Blake not the first 'Beast' of sprinting
Champion sprinter Yohan Blake has recently shrugged off the nickname 'the Beast', a label he earned because of his relentless hard work in training.
Blake, however, isn't the first double Olympic sprint medal winner to bear the nickname. Thirty-six years ago, Scotland's Allan Wells wore the tag as he approached his Olympic destiny.
In a 2008 interview, the incomparable Usain Bolt is reported to have pinpointed Blake as a sprinter on the rise. "Watch out for Yohan Blake", he said, "he works like a beast." His commitment paid off. Blake secured the 100 metres gold medal at the 2011 World Championships when Bolt false-started and ran strongly to garner silver medals in the 100 and 200 metres in the 2012 Olympic Games.

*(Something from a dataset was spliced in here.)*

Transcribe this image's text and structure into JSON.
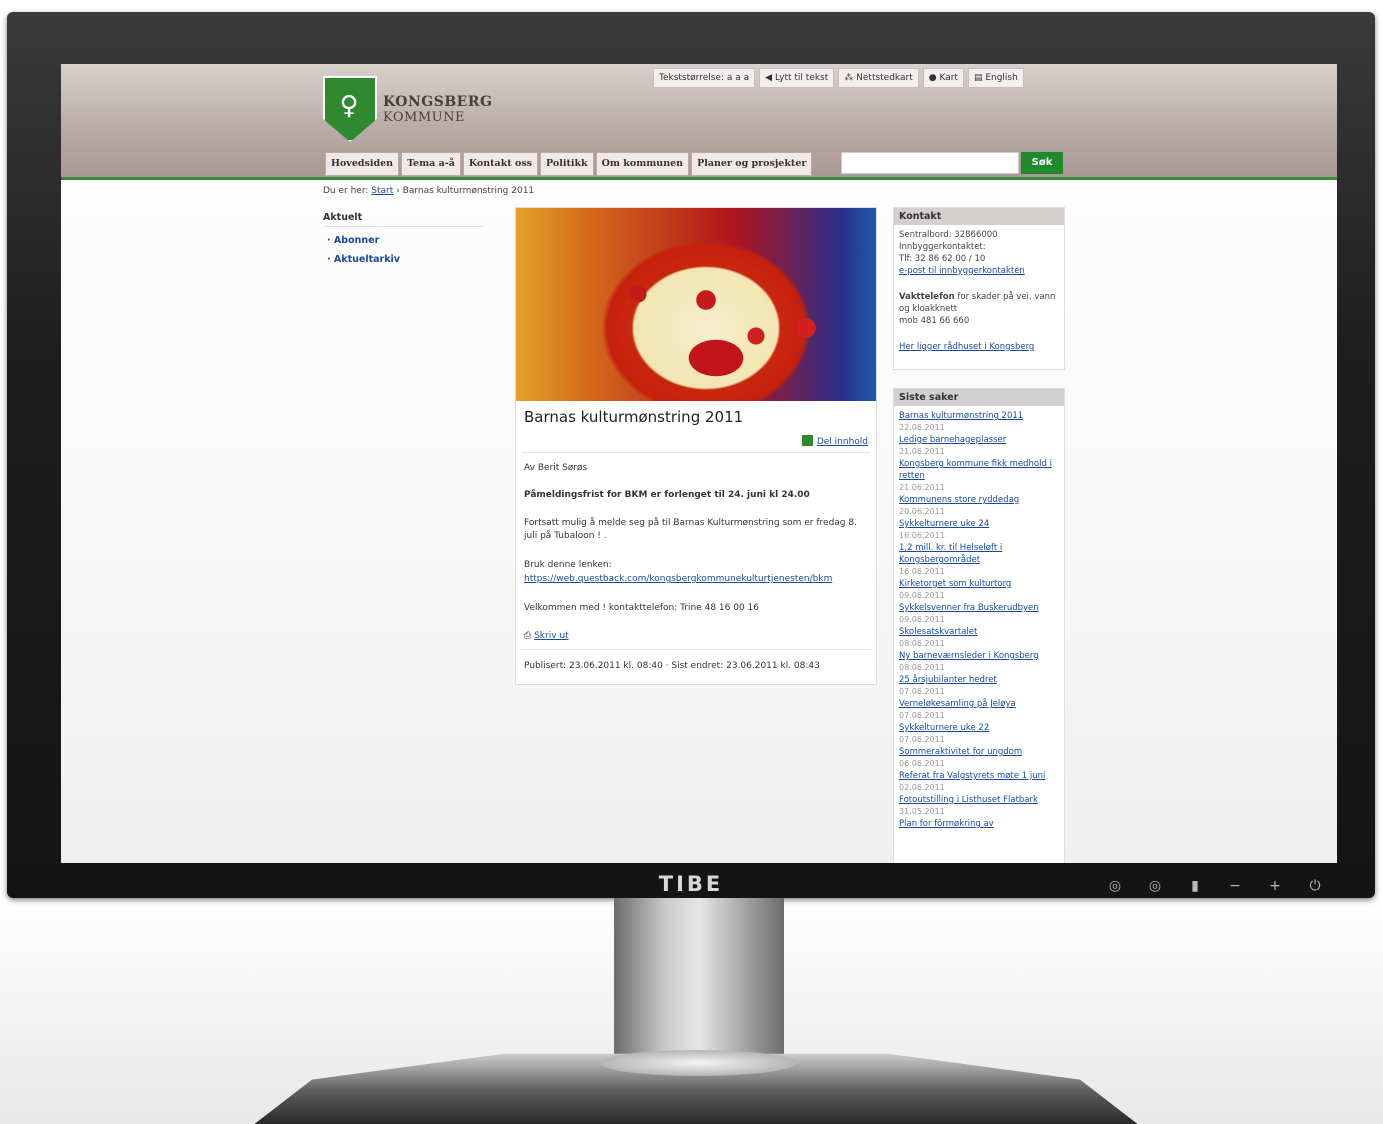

"When you guys are sleeping at night, I am out there working," Blake once said. "That's why they call me the Beast", he commented. "I work twice as hard as everybody else."
The same applied, in a bygone generation of sprinting, to Wells. While Bolt inadvertently gave Blake the since discarded nickname, Wells got it from the mother of one of his rivals. The Scot rose to prominence in the late 1970s and ran headlong into a European rivalry with Italian Pietro Mennea. The Italian's mother compared his slim son to the muscular Scot and nicknamed him "The Beast".
In 1980, Wells became the second Briton to win the Olympic 100 metres title. In the 200m, he had the lead in the closing stages but Mennea rushed past him to win. Donald Quarrie of Jamaica, the reigning champion, was third. Wells had to wait until the 1982 Commonwealth Games to win a big sprint double.
Blake has recently discarded the 'Beast' label because of negative spiritual connotations. By contrast, Wells reportedly considered it a compliment.